A NHS nurse stranded in Cambodia who begged Boris Johnson to bring her home is finally back in the UK.
Respiratory nurse Cheryl Baxter and her husband Ivon were on holiday when Britain went on lockdown and were due to fly home on March 22.
But they were stopped from boarding their second flight in Bangkok after officials demanded a medical certificate.
They spent the whole day obtaining the paperwork and were re-booked onto another flight - only to be told they to undergo coronavirus testing before they could travel.
Friends set up a crowdfunding campaign as the couple, of East Sussex, 'neared meltdown' and almost ran out of money.
After an agonizing 72-hour wait for their results and a direct plea to the Prime Minister, the couple came back negative and were able to board their flight with £1,000 raised by wellwishers via their Go Fund Me page.
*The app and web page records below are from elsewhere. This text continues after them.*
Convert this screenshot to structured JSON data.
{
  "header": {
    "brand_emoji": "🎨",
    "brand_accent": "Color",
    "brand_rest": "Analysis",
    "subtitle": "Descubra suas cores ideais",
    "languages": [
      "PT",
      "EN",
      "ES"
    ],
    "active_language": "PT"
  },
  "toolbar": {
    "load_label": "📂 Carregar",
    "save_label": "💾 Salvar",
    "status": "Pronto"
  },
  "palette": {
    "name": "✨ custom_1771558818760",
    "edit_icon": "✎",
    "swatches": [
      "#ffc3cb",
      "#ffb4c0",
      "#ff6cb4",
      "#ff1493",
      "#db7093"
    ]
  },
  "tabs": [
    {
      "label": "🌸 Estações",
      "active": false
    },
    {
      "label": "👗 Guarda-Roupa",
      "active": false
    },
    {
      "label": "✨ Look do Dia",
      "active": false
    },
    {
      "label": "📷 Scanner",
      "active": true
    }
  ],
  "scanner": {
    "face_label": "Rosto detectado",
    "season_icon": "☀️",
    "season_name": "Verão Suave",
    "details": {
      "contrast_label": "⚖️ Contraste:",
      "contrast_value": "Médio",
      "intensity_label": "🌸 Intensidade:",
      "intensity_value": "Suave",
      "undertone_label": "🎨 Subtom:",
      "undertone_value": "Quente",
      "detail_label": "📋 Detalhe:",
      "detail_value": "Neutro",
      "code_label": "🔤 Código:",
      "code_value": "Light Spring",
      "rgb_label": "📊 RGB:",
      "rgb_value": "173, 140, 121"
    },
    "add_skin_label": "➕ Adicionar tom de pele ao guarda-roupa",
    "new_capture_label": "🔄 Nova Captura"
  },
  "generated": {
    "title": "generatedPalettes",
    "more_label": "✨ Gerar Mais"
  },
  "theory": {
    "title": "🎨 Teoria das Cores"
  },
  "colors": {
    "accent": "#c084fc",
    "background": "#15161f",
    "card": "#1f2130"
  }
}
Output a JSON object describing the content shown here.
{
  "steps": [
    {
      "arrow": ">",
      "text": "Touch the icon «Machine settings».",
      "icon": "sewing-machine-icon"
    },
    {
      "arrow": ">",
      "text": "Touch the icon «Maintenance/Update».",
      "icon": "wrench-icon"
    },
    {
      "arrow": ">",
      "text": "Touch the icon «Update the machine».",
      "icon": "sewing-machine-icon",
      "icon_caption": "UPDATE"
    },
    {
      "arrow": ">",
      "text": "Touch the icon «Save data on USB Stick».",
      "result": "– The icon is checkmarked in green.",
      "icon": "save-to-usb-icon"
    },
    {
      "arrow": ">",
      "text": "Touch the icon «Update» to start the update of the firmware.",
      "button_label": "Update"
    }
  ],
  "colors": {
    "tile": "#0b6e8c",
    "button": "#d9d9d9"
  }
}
Respiratory nurse Cheryl Baxter and her husband Ivon (pictured together) were on holiday in Cambodia when Britain went on lockdown and they found themselves unable to get home
An update today read: 'It is with great pleasure to update you with some positive news. Cheryl and Ivon have now returned home safely.
'We can not thank everybody enough with the support shown through a very tough 48 hours for Cheryl and Ivon, who had to face the fear and distress which was caused.'
The post continued: 'We reached our target which we are extremely grateful for.
'Cheryl and Ivon will now do what they do best and return to work as frontline/Keyworker's for our country.
'No more donations are required, this campaign has had a positive effect and we are hoping that by what we have managed to do many other stranded Will get home safely too. Again thank you for your kindness, thoughts and prayers.
Ms Baxter is a ward matron at Conquest Hospital in Hastings and her husband Ivon is also a key worker, she said in her online video.
Before they got the green light to go home, she uploaded the heartbreaking clip begging the Prime Minister to intervene so she could go back to work.
After an agonizing 72-hour wait for their results and a direct plea to the Prime Minister, the couple were able to board their flight with £1,000 raised by wellwishers via their Go Fund Me page
Breaking down into tears, she said: 'I've now run out of my medications needed and money is dwindling fast, so please UK Government and the Foreign Commonwealth (Office) help us back to our own country like you say we should.
'I'm a frontline NHS nurse - come on Boris Johnson, help me get back to where I'm needed.'
The Go Fund Me page had a target of £1,000 to help the couple with the cost of new flights, extended accommodation and food.
Their original online message read: 'We were told on the first cancellation on Sunday we did not have the medical certificates required to enter Bangkok, explaining we did not have the Covid-19 virus.
'The medical certificate cost is 80 dollars and now it's not worth the paper it's written on. Apparently now we need a swab and negative lab results proving we do not have this Covid-19 virus.
Before they got the green light to go home, Cheryl Baxter (pictured) uploaded the heartbreaking video message begging the Prime Minister to intervene so she could go back to work
'We also run the risk of Bangkok airport closing and also, the longer we're here, of us contracting this virus in a foreign country.
'We really are trying, believe you me, but with the language barrier and lack of communication this seems to be a relentless task.
'We are near a meltdown and unable to cope with this uncertainty so I'm begging you all, please post and share this to assist me and my husband and also the other people trying to return home and get the help we so desperately need.'
While Mrs Baxter and her husband are safely home, dozens of British families are still stuck abroad due to coronavirus restrictions.
Britons are increasingly turning to online fundraising to get back to the UK.
Crowdfunding page GoFundMe said a keyword search on its website shows a 54 per cent increase in campaigns in the last week mentioning being stuck abroad, and a 33 per cent increase in campaigns mentioning being stranded overseas.
Elizabeth Hazlewood, from Shrewsbury in Shropshire, created a crowdfunding page after being left stranded in Tunisia.
Elizabeth Hazlewood, 52, (pictured) from Shrewsbury in Shropshire, created a crowdfunding page after being left stranded in Tunisia
The 52-year-old support worker travelled to the country on Friday March 6 and was scheduled to fly back on Wednesday.
But her flight home was cancelled after the country suspended commercial air travel to stop the spread of Covid-19.